“The Dune” is about Judge Harvey Beecher, a ninety-year-old retiree who sets out to update his will. He visits his lawyer, Anthony Wayland, who wants to know what the hurry is, why Beecher is needing this done today. Beecher tells him a story, reminding him that this is under lawyer-client confidentiality, the story of a small island that’s been in his family his entire life. The island sports a small beach dune, and on that dune, the judge has, since he was a boy, found the names of people edged into the sand. Not coincidentally, the person whose name he finds in the sand ends up dead within a few day, without fail. Wayland, believing the judge by the end of the story, assumes the judge has seen his own name in the sand, but the judge corrects him, implying there’s another reason Wayland needs to do this job today.
Today I’ll focus on “A Death,” set in Kansas just before it became a state (1861). The story starts with Jim Trusdale sitting on the porch outside his shack, set on his senile father’s ranch, next to a cold stove. A posse, led by Sheriff Barclay, approaches, launching the story.
Barclay questions Trusdale about his hat, which seems to be important, and Trusdale doesn’t know where it is. Despite this, Barclay arrests him, telling him a ten-year-old girl, Rebecca Cline, has been murdered, and they believe he did it. The posse loads Trusdale onto the back of the hearse (which was a big wagon, back then), and takes him back into town.
Once there, it’s clear everyone, include the Clines, want blood. A trial is thrown together, though there aren’t any real lawyers to defend Trusdale, so the store owner, who spent a couple of years in school in a big city, gets the job. The mayor becomes both the judge and prosecutor. Everyone wants Trusdale to hang, but Barclay wants to make sure they go through due process, statehood looming, and also because he’s a decent man.
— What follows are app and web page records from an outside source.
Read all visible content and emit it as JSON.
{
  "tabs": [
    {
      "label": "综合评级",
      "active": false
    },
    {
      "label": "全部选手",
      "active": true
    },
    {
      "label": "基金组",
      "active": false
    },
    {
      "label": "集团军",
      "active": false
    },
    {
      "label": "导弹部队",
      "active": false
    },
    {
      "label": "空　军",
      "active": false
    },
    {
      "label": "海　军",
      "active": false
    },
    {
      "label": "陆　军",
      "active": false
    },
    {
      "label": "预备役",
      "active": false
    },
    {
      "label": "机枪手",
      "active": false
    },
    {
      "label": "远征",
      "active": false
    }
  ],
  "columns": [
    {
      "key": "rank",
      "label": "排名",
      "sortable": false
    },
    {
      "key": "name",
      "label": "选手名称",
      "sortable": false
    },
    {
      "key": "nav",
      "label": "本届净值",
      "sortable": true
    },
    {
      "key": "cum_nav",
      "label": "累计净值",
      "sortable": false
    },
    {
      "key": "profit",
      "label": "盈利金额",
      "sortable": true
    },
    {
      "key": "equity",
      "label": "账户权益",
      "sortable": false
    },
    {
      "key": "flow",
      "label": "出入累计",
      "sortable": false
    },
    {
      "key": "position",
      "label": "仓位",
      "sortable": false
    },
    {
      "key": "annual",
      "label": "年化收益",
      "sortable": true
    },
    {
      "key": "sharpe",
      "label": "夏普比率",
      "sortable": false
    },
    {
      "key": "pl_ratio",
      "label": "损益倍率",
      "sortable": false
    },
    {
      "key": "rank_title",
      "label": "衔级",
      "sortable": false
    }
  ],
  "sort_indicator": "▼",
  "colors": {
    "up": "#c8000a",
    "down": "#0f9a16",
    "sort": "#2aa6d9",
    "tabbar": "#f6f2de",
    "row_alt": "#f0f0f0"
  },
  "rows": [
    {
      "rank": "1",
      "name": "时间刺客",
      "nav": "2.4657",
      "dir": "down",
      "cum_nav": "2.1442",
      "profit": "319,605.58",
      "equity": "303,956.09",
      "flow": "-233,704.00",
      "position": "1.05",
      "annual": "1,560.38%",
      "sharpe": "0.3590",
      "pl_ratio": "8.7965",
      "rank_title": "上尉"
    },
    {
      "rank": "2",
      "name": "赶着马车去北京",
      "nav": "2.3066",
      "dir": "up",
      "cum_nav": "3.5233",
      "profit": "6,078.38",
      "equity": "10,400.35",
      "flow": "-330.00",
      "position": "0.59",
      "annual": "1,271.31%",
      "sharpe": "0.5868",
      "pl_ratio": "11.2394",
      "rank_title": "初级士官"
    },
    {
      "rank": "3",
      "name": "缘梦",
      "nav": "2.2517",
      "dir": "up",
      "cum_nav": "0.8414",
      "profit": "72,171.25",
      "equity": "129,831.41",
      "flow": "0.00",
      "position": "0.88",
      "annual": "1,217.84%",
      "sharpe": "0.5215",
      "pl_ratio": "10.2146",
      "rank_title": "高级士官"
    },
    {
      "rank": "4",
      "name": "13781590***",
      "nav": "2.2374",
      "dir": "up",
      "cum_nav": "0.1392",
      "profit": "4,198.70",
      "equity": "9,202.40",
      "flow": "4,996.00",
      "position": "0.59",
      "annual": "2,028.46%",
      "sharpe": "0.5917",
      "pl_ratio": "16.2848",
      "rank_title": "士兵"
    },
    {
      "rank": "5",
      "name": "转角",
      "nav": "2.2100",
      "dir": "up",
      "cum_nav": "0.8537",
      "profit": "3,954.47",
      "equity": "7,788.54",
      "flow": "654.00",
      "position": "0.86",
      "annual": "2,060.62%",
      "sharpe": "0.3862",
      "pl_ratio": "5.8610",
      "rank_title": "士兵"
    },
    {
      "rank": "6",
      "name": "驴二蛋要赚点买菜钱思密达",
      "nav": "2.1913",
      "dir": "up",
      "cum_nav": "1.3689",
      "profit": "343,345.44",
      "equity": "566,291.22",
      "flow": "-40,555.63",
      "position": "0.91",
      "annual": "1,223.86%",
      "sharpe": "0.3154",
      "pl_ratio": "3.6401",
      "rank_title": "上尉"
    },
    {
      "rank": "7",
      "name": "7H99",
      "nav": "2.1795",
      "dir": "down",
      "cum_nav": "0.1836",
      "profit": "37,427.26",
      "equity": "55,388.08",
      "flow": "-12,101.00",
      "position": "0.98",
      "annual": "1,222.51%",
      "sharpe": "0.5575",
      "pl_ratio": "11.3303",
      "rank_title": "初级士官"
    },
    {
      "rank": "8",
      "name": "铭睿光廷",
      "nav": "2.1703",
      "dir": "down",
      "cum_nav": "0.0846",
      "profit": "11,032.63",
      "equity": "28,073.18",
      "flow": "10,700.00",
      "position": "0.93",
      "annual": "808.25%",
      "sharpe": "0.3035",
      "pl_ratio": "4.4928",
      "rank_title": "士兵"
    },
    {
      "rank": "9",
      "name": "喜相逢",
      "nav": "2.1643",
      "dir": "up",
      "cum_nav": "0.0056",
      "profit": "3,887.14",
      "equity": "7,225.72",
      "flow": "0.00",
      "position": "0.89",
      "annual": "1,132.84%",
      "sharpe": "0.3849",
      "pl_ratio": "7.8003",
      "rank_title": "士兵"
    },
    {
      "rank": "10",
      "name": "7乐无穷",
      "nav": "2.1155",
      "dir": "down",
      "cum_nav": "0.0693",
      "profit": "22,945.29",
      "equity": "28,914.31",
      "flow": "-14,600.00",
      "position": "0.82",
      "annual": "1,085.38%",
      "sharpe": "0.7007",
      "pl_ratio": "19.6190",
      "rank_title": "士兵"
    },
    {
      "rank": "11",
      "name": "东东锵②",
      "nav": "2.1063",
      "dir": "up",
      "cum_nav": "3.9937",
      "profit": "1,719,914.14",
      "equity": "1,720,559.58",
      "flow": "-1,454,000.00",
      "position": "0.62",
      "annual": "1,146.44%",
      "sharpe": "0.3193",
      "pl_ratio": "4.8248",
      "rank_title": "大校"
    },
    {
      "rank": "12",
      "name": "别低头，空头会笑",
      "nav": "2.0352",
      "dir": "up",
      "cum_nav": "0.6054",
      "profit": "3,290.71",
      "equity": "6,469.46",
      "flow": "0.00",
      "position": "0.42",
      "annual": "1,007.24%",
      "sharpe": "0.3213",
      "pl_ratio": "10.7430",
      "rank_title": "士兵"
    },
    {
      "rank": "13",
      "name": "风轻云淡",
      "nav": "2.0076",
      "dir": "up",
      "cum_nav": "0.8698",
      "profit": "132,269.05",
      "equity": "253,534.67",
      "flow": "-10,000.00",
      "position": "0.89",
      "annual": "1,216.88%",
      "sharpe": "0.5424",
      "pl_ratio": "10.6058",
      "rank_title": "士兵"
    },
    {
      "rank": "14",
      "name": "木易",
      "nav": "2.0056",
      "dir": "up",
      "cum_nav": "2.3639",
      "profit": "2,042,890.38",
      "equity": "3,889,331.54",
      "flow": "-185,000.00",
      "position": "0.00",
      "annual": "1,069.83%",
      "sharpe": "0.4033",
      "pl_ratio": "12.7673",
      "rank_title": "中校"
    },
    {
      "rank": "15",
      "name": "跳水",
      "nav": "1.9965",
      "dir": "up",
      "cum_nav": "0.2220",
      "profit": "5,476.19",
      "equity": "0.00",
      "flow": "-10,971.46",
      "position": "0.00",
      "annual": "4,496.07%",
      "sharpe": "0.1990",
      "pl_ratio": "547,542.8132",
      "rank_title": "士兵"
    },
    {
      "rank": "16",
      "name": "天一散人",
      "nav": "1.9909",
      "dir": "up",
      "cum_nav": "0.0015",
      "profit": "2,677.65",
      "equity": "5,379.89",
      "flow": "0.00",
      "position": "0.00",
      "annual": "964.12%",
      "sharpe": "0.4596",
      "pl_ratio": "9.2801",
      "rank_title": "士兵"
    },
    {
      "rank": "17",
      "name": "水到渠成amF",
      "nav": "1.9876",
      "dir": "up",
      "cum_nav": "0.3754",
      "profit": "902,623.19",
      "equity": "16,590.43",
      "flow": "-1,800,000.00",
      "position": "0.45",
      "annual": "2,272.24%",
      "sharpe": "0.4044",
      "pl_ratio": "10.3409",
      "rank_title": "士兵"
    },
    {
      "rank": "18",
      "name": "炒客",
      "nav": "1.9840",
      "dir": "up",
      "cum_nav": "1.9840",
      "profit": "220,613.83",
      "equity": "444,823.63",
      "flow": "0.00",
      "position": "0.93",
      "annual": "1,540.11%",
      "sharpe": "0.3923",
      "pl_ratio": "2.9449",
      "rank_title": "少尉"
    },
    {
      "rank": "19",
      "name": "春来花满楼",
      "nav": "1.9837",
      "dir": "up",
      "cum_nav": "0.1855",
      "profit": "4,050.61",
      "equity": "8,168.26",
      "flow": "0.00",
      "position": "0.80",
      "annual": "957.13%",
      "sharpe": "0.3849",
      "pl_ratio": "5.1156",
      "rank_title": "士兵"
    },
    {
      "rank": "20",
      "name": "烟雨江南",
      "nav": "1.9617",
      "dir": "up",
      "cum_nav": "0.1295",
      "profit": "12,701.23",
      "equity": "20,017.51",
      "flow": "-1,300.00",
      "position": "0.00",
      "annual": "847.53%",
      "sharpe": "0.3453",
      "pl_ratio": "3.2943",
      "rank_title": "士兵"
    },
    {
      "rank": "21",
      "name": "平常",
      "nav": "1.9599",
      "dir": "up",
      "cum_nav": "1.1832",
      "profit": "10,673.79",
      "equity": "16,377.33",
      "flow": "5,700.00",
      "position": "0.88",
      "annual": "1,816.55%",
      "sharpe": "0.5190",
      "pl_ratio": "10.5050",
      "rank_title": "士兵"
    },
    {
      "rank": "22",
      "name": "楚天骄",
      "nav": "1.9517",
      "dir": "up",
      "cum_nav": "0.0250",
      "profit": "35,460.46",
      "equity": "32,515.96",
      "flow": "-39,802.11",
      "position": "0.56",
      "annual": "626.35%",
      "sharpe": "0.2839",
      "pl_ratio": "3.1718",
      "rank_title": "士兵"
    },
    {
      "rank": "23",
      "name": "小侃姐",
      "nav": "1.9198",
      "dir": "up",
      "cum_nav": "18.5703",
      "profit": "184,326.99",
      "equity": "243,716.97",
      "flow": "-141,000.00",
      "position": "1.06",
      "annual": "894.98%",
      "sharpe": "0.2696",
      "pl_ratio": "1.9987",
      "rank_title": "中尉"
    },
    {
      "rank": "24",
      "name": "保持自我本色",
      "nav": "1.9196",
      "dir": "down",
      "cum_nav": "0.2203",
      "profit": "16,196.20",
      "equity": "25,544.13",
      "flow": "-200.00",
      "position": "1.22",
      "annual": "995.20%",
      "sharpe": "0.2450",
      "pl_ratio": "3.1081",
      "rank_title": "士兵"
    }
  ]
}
Trusdale never admits to killing Rebecca Cline. The only evidence the town has against him is his hat, which was found under Rebecca’s petticoat when they discovered her body in an alley. Trusdale was in town that day, oo, drinking at the bar, but otherwise, there’s no evidence.
He’s found guilty, anyway, but along the way, Barclay starts to believe him. He has nothing to lose and the sheriff knows they have no real evidence, so it weighs on him when the verdict is rendered, all the way through Trusdale’s hanging. Because King knows what he’s doing, there’s more to the story than this, but I won’t reveal that here.
I liked all three of the stories I read from this book, Stephen King’s eye for detail and focus on characters overwhelming any sense of horror or dread that I might have been expecting. I’m sure I’ll read the rest of The Bazaar of Bad Dreams, as these are great stories from one of the masters, stories good for any day of the year.